Resilience is the ability to tolerate parasitic infection. It is quantified by FAMACHA© scores, which are an estimate of packed cell volume (PVC), a measure of red blood cells. The additional criteria in the Five Point Check© are also measures of parasite resilience:  bottle jaw, body condition, coat condition, and scours, as is weight loss/gain.

It is obvious why you want a buck that is resilience to internal parasites. He will not require deworming or he will require fewer treatments than other goats. Many of his offspring will also be less likely to require frequent treatment. Parasite resistance and resilience are genetically correlated. Historically, the correlation has been weak to moderate among the bucks in the Western Maryland Pasture-Based Meat Goat Performance Test.

To qualify for the sale, a buck must excel in both parasite resistance and resilience, in addition to growth. This year, fecal egg counts were especially high, making it difficult for many bucks to meet the Gold, Silver, or Bronze Standards for parasite resistance.  However, eleven bucks met at least the Bronze standard of performance for parasite resistance:  no fecal egg count above 2000 epg and an average FEC of less than 1000 epg. However, many of these bucks did not meet the performance standards for growth (ADG).

Many more bucks met the standards for parasite resilience, which do not allow more than one anthelmintic treatment nor FAMACHA©  scores of 4 or 5. Bucks with  FAMACHA©  scores of 3 were sometimes dewormed if they displayed additional risk factors, e.g. weight loss, poor body condition, and scours.
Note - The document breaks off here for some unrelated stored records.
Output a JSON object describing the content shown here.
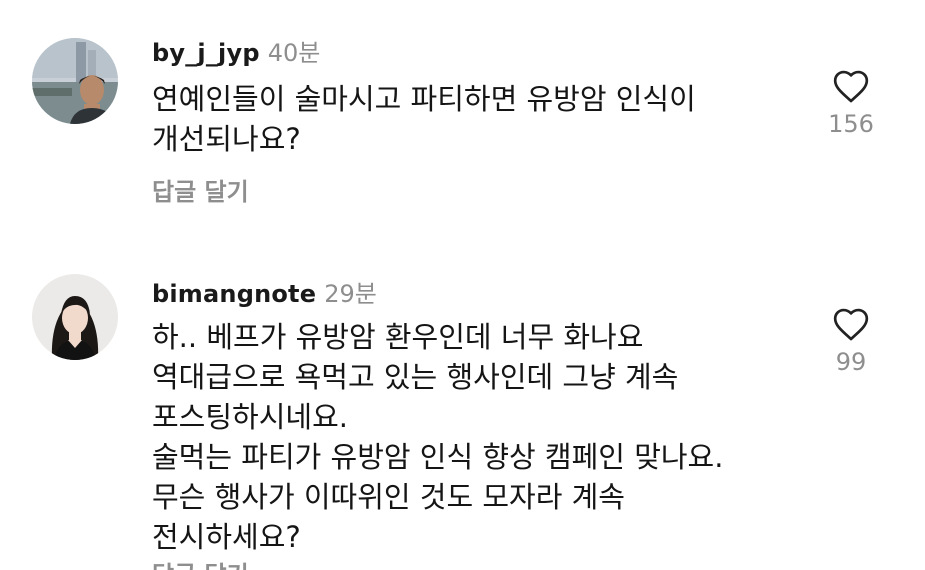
{
  "comments": [
    {
      "username": "by_j_jyp",
      "time": "40분",
      "lines": [
        "연예인들이 술마시고 파티하면 유방암 인식이",
        "개선되나요?"
      ],
      "likes": "156",
      "reply_label": "답글 달기",
      "avatar_icon": "avatar-man-photo"
    },
    {
      "username": "bimangnote",
      "time": "29분",
      "lines": [
        "하.. 베프가 유방암 환우인데 너무 화나요",
        "역대급으로 욕먹고 있는 행사인데 그냥 계속",
        "포스팅하시네요.",
        "술먹는 파티가 유방암 인식 향상 캠페인 맞나요.",
        "무슨 행사가 이따위인 것도 모자라 계속",
        "전시하세요?"
      ],
      "likes": "99",
      "reply_label": "답글 달기",
      "avatar_icon": "avatar-woman-photo"
    }
  ],
  "colors": {
    "text": "#151515",
    "muted": "#8e8e8e",
    "background": "#ffffff"
  },
  "icons": {
    "like": "heart-outline-icon"
  }
}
A buck that was dewormed once, with a FAMACHA©  score of 3, can still qualify as a Bronze buck, if he meets all other standards of performance.

Final egg counts soar
Fecal egg counts on August 28 ranged from 75 to 16550 epg and averaged 3710 ± 3047 epg. The large standard deviation indicates there was a large variation in egg counts, among the 71 bucks that finished the test. The median egg count was 2825 pg. Hopefully, the administration of copper oxide wire particles (0.5 g) will reduce egg counts in the bucks, as they leave the test.

Parasite Resistance (FEC) Summary
Parasite Resistance (FEC) Rankings

Parasite Resilience (FAMACHA©) Summary
Parasite Resilience (FAMACHA©) Rankings

ADG Summary

The first 42 days of the test served as a "parasite challenge." The bucks grazed cool season grass paddocks that had pre-contaminated with infective worm larvae (by grazing sheep). Upon arrival, the bucks were dewormed with anthelmintics from each anthelmintic class:  albendazole, moxidectin, and levamisole.

For the first 42 days of the test, average daily gain (ADG) ranged from -0.243 to 0.229 lbs. per day and averaged 0.014 ± 0.083 lbs. per day. The top-gaining buck was #479, a purebred Kiko consigned by Jill Zink (IN).

The second 42 days of the test (d 42-84) served as a growth challenge. The bucks grazed warm season grasses and legumes. On day 42, they were given a gel cap containing 0.5 grams of copper oxide wire particles (COWPs).

For the second 42 days of the test, ADG ranged from -0.171 to 0.340 lbs. per day and averaged 0.100 ± 0.130 lbs. per day. The top-gaining buck was #441, a Purebred Kiko consigned by Jodie Majancsik (KY).

For the full 84 days of the test, ADG ranged from -0.119 to 0.220 lbs. per day and averaged 0.057 ± 0.077 lbs. per day. The top-gaining buck was the Majanscik buck (441).

Download ADG Summary
Download ADG Rankings